WHAT YOU NEED TO DO =
Copy out all lines in the data below containing the string "icon".

+++ DATASET RECORDS

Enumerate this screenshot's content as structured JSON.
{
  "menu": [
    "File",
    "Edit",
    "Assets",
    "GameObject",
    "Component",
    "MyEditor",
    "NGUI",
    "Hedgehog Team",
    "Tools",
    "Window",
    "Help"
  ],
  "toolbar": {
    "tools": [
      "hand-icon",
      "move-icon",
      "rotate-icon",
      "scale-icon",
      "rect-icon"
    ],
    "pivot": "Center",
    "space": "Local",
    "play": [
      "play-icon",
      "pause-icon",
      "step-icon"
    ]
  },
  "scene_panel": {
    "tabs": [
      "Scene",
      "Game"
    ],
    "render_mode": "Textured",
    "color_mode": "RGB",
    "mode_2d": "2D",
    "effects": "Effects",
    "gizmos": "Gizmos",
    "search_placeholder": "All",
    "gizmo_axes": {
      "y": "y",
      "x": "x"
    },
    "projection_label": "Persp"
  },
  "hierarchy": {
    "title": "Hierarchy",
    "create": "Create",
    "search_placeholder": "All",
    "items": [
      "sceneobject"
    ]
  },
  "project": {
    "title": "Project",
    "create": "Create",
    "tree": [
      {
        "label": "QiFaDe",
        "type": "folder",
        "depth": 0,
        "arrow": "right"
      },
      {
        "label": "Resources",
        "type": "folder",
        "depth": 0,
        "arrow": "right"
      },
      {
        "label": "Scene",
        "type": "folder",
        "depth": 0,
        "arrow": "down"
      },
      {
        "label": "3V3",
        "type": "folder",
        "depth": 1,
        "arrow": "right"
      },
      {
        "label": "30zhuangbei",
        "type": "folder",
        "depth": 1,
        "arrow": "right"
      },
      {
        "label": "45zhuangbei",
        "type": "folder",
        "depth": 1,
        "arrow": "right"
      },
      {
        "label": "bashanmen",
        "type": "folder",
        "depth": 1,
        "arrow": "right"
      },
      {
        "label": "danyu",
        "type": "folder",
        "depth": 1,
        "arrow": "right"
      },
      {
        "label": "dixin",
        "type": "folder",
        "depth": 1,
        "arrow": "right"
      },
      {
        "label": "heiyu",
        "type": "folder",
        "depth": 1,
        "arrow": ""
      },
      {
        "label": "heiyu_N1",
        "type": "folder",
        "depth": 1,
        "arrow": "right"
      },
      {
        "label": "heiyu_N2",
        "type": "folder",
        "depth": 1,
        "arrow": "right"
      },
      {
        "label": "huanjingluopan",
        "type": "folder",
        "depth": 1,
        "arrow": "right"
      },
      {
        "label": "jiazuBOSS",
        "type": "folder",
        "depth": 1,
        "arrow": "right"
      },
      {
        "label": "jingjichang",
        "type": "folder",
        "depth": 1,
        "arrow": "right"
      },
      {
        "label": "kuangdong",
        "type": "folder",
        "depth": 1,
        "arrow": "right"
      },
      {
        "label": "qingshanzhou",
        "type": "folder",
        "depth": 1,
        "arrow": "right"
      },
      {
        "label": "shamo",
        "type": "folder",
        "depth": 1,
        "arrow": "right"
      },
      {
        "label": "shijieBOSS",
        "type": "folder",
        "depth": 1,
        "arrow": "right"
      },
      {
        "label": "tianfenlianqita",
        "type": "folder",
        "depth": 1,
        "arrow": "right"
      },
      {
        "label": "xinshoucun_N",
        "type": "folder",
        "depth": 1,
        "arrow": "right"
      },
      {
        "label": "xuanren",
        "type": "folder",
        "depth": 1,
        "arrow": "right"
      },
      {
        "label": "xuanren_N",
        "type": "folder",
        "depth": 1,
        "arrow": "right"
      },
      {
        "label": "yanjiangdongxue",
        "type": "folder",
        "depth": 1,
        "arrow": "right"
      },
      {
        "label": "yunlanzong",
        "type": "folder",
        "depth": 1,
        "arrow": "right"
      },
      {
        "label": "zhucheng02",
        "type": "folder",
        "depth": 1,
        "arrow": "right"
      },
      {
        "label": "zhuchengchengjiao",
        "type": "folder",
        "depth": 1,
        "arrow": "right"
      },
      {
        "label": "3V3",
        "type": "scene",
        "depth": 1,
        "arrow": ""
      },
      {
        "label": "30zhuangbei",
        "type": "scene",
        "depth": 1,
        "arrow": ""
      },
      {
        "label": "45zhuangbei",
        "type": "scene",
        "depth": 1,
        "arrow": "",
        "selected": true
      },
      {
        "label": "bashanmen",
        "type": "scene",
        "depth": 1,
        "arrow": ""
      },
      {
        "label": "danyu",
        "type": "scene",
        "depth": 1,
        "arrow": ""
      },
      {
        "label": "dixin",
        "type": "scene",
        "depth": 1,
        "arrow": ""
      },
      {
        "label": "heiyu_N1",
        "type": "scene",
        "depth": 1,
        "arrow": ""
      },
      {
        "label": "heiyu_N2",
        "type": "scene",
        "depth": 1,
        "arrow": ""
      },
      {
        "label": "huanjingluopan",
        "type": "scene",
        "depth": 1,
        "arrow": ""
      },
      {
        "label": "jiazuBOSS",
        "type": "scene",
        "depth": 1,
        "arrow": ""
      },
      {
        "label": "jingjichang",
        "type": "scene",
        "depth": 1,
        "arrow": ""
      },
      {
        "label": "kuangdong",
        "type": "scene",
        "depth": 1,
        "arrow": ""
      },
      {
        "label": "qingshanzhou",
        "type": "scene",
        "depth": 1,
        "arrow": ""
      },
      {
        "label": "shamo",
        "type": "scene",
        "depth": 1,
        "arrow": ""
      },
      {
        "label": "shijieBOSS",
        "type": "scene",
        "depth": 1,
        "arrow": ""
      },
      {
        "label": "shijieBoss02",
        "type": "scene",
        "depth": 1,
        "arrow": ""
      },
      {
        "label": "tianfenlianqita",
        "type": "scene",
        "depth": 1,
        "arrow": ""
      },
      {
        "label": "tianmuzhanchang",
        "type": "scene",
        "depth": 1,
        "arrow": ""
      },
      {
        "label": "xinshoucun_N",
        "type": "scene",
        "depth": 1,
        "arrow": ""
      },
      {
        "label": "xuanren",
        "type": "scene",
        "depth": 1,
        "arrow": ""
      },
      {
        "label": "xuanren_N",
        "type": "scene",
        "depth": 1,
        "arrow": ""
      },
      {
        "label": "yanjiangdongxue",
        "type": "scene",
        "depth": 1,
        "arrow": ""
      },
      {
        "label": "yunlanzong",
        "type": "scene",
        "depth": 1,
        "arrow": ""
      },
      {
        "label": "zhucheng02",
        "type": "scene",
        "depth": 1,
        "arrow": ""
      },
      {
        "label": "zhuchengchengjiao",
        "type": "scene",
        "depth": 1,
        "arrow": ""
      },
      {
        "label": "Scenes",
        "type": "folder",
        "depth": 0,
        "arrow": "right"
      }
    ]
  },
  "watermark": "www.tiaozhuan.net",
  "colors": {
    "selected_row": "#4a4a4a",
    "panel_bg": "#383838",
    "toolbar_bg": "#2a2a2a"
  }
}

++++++

OUTPUT BELOW =
      "hand-icon",
      "move-icon",
      "rotate-icon",
      "scale-icon",
      "rect-icon"
      "play-icon",
      "pause-icon",
      "step-icon"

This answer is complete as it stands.